"Lock her up for what? Because you disagree with her?"

A chorus of Albertans at a political rally chanting "Lock her up" about Premier Rachel Notley initially left communications professor Brian Gorman speechless.

"We have a long and ignoble history in Canada of aping the Americans — unfortunately not always in positive ways," Gorman said Sunday, referring to similar refrains from American voters keen to see Hillary Clinton behind bars.

More than 1,000 people crowded in front of Alberta's legislature building on Saturday for a rally hosted by the right-wing Rebel Media group. 

The chant erupted in response to a speech from politician Chris Alexander, a federal Conservative leadership hopeful.  

"There's an ugly tendency among the extreme right, and I suppose the extreme left as well ... to confuse any disagreement with something that must be eliminated," Gorman said.

He pointed to groups such as Breitbart News Network in the U.S. and Rebel Media in Canada. Neither strive for coverage that reflects both sides of a debate, said Gorman, a former journalist who now teaches at MacEwan University.

Brian Gorman
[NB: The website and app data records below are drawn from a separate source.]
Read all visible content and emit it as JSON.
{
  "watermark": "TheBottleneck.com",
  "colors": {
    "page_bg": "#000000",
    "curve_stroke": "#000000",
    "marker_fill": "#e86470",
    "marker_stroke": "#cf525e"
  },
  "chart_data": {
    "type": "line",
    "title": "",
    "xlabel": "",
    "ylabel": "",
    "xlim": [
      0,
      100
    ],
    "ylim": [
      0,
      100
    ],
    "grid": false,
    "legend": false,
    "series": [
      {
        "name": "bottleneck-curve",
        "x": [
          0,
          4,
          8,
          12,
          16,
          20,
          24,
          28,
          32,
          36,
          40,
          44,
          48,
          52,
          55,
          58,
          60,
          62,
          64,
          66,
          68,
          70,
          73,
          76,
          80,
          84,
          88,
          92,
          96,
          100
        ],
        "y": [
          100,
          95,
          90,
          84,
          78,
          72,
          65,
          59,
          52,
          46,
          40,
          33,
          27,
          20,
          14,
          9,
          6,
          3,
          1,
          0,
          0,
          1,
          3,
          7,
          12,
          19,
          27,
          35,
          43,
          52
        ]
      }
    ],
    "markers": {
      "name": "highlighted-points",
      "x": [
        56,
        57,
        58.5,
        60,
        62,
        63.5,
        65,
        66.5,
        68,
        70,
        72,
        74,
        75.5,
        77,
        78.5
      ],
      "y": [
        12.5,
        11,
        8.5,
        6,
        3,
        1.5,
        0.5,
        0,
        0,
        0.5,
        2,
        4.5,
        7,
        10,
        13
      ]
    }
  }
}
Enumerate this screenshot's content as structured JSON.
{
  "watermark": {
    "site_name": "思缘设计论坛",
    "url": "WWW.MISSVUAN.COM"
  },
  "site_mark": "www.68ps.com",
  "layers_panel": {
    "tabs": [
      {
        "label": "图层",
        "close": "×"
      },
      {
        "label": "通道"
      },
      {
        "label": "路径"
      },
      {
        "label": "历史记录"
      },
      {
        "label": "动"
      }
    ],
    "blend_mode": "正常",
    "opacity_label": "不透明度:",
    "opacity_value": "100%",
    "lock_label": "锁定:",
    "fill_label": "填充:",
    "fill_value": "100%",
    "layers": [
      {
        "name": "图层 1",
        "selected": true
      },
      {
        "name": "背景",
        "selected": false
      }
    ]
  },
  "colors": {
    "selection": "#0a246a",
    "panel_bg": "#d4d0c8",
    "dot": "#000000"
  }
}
Brian Gorman, a communications professor at MacEwan University, said chants at a rally against Alberta's carbon tax left him speechless. (Zoe Todd/CBC)

"They see journalism as a struggle between opposing ideologies — and their aim is to win that struggle."

At Saturday's rally, Rebel Media leader Ezra Levant urged protesters not to engage with CBC employees covering the event. He decried them as extremists and activists, prone to causing scuffles.

Levant passed his microphone to speakers such as Wildrose leader Brian Jean, who vowed to tear up the carbon tax legislation if his party is elected. 

Gorman described the speeches at Saturday's rally as a political power play, tapping into the anger and resentment of Albertans who feel ignored by their government.

"I think they're ripe for manipulation," he said.

"Politicians pay lip service to them and then get elected and then forget about them."

Alberta's current government, he added, shouldn't underestimate the vote of those left struggling and frustrated in the province.

"There are people with legitimate grievances and if we treat them as if they're an afterthought or irrelevant, the only weapon they have to employ is their sullenness and their anger."

Anti-carbon tax rally

Protesters at a political rally in Edmonton cheered as speakers urged them to action, such as hacking computers that belong to Alberta's NDP government. (Zoe Todd/CBC)